▶ _What to do_:
Every line in the records below with the string "Annual" is to be copied out.

Dataset rows for apps and sites
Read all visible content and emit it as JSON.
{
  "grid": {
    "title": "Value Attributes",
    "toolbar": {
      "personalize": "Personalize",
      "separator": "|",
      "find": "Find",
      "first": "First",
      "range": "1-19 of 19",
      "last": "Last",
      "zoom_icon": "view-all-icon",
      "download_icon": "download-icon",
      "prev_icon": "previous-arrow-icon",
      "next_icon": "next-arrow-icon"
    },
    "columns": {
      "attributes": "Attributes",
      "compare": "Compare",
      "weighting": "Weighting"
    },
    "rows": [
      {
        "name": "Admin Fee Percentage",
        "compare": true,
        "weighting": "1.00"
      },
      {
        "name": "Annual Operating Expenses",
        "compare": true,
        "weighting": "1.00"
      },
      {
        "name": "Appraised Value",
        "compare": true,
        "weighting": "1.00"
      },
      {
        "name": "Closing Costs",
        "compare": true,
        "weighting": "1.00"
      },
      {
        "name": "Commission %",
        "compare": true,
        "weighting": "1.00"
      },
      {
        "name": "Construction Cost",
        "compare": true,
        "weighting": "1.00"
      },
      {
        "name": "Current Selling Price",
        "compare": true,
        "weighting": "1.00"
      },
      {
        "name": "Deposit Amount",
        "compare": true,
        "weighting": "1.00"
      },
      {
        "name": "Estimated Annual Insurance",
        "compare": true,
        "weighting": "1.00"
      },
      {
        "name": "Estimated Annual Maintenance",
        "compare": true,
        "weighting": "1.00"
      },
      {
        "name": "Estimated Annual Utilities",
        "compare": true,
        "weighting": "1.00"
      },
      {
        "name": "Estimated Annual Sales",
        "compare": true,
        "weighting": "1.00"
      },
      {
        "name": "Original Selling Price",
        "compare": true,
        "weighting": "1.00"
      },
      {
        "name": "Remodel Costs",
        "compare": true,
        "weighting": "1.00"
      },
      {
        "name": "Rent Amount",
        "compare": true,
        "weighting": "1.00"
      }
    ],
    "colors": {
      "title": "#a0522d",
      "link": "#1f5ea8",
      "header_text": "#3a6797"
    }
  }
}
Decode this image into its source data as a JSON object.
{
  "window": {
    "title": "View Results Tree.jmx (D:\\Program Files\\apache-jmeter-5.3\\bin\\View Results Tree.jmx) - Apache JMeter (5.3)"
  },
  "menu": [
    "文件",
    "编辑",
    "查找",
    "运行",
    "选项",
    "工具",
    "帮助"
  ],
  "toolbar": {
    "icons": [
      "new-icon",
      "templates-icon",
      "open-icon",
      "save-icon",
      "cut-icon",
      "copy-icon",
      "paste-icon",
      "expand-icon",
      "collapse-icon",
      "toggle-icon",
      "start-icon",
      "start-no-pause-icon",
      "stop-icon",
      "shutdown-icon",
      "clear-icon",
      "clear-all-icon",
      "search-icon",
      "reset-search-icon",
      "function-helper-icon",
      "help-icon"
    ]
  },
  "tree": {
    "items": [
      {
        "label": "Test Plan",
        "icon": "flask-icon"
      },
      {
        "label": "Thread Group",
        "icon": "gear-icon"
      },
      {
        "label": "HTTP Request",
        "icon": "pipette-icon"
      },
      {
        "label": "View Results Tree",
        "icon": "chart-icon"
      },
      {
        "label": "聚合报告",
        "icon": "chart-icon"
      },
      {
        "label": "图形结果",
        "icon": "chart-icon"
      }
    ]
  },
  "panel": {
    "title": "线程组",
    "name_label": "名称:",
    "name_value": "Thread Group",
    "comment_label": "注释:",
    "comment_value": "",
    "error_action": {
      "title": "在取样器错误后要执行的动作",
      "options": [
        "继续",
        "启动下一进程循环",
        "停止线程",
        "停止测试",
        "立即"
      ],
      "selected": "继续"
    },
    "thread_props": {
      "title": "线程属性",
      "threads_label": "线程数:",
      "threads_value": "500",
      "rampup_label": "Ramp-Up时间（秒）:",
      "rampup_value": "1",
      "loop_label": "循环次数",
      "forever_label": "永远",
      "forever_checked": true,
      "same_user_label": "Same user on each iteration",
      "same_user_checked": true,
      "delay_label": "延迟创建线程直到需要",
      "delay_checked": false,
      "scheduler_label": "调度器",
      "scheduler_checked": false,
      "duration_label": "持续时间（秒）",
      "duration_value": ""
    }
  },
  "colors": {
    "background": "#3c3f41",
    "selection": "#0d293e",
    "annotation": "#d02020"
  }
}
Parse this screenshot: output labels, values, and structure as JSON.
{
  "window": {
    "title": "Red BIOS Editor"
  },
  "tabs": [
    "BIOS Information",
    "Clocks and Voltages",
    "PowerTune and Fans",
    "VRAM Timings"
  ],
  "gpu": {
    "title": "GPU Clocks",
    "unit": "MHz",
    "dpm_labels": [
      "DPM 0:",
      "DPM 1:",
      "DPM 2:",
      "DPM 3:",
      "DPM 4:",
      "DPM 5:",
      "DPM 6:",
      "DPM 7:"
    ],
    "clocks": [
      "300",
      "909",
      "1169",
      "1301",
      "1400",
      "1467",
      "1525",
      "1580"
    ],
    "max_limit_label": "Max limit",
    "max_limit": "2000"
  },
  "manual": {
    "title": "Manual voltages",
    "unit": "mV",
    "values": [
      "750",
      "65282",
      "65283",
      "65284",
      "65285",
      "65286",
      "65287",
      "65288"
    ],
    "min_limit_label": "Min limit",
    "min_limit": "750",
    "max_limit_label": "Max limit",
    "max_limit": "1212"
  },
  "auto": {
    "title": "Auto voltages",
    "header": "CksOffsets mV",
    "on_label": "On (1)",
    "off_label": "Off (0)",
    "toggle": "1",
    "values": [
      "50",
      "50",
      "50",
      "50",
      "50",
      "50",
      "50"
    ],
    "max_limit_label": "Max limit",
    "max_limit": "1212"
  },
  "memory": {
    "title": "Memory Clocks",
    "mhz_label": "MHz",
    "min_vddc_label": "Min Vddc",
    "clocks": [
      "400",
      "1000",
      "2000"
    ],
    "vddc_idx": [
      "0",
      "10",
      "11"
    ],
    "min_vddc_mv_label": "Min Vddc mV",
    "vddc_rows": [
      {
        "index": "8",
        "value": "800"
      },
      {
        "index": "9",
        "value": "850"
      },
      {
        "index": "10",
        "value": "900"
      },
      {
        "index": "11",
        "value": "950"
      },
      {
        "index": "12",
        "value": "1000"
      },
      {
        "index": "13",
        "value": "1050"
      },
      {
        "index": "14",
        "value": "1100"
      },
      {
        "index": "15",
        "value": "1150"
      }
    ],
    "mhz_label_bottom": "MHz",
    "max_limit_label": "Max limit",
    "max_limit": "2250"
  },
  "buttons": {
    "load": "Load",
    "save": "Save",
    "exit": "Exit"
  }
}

▶ _Completed exercise_:
        "name": "Annual Operating Expenses",
        "name": "Estimated Annual Insurance",
        "name": "Estimated Annual Maintenance",
        "name": "Estimated Annual Utilities",
        "name": "Estimated Annual Sales",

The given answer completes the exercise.